*Assignment*
The word "service" occurs in some of the lines below; copy each of those lines.

Top of Record set

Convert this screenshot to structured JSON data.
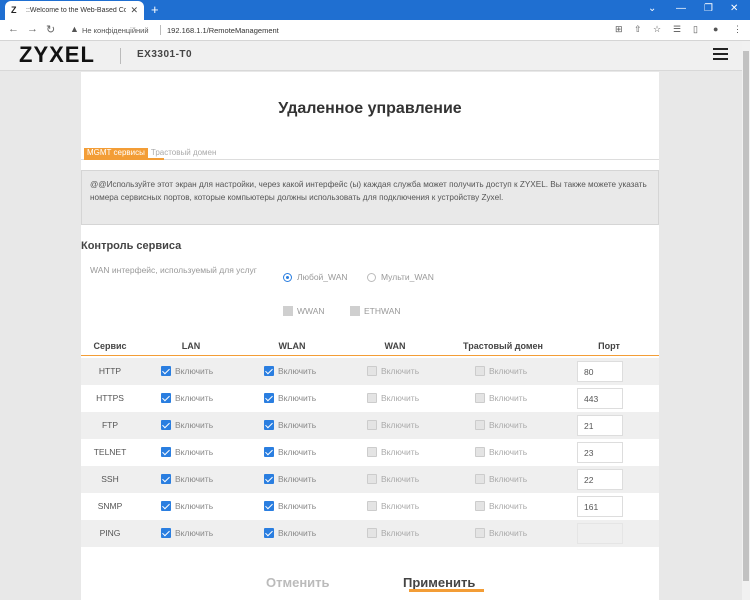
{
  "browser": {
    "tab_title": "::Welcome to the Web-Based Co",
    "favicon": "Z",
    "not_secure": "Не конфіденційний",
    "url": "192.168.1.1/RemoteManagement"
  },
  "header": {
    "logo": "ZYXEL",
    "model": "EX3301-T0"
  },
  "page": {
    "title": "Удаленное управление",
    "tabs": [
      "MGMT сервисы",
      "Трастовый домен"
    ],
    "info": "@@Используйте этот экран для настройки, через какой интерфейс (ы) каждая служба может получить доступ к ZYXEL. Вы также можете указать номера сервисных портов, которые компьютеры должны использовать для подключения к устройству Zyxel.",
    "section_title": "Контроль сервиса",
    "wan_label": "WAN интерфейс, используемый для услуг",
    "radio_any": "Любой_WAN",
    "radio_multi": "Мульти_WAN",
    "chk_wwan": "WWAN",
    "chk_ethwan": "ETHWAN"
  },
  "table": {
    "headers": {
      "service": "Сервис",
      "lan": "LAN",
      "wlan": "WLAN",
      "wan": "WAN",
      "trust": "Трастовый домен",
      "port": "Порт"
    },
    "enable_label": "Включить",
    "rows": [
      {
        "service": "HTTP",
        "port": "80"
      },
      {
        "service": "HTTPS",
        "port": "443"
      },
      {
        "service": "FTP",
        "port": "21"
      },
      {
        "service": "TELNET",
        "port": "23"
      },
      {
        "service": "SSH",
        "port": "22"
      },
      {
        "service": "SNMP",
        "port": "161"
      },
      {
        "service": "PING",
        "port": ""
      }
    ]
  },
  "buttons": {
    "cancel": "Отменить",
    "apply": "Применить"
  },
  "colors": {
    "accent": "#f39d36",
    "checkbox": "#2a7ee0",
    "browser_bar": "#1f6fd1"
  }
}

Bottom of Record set
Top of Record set

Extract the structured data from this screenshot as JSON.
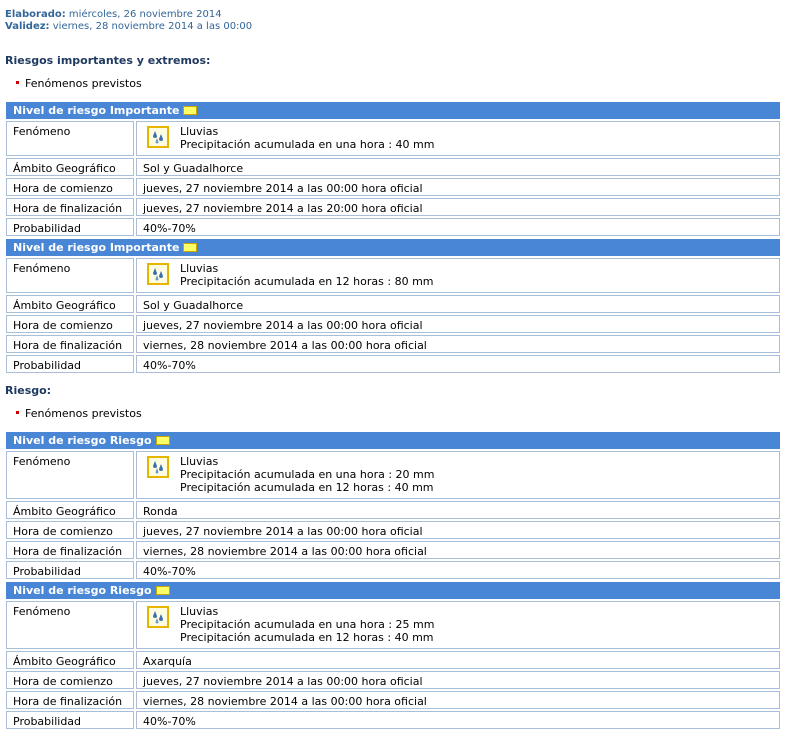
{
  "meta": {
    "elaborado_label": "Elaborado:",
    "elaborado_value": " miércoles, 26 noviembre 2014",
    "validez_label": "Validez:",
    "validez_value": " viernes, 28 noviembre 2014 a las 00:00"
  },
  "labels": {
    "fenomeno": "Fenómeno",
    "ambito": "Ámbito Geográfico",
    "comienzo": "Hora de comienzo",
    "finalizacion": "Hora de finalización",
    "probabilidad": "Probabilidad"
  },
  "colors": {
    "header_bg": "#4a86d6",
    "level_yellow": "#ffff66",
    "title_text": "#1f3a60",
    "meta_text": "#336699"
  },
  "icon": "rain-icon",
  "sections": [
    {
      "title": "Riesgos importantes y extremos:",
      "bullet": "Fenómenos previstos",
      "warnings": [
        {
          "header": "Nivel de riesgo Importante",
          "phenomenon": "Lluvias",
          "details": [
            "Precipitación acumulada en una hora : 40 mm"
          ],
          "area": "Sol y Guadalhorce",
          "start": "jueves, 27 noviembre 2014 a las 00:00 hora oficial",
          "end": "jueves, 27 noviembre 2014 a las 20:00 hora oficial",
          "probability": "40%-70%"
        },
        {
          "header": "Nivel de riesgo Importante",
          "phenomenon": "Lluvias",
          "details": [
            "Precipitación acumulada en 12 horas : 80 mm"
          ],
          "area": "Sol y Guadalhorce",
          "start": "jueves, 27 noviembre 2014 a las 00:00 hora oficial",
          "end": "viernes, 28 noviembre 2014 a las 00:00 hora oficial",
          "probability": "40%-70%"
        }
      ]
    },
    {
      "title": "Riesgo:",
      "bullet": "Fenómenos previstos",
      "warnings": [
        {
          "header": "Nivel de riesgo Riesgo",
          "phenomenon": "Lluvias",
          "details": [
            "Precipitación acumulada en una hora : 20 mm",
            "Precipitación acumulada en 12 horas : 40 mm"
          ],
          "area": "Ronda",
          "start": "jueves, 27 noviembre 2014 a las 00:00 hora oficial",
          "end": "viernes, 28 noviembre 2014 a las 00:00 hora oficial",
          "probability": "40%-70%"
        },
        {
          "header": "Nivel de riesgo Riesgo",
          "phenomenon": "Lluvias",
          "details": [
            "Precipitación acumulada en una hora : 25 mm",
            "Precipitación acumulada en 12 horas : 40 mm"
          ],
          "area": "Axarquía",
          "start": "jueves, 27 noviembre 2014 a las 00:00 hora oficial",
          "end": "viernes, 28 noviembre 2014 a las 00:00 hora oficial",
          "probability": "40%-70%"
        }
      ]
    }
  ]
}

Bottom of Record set

*Answer space*
      "service": "Сервис",
        "service": "HTTP",
        "service": "HTTPS",
        "service": "FTP",
        "service": "TELNET",
        "service": "SSH",
        "service": "SNMP",
        "service": "PING",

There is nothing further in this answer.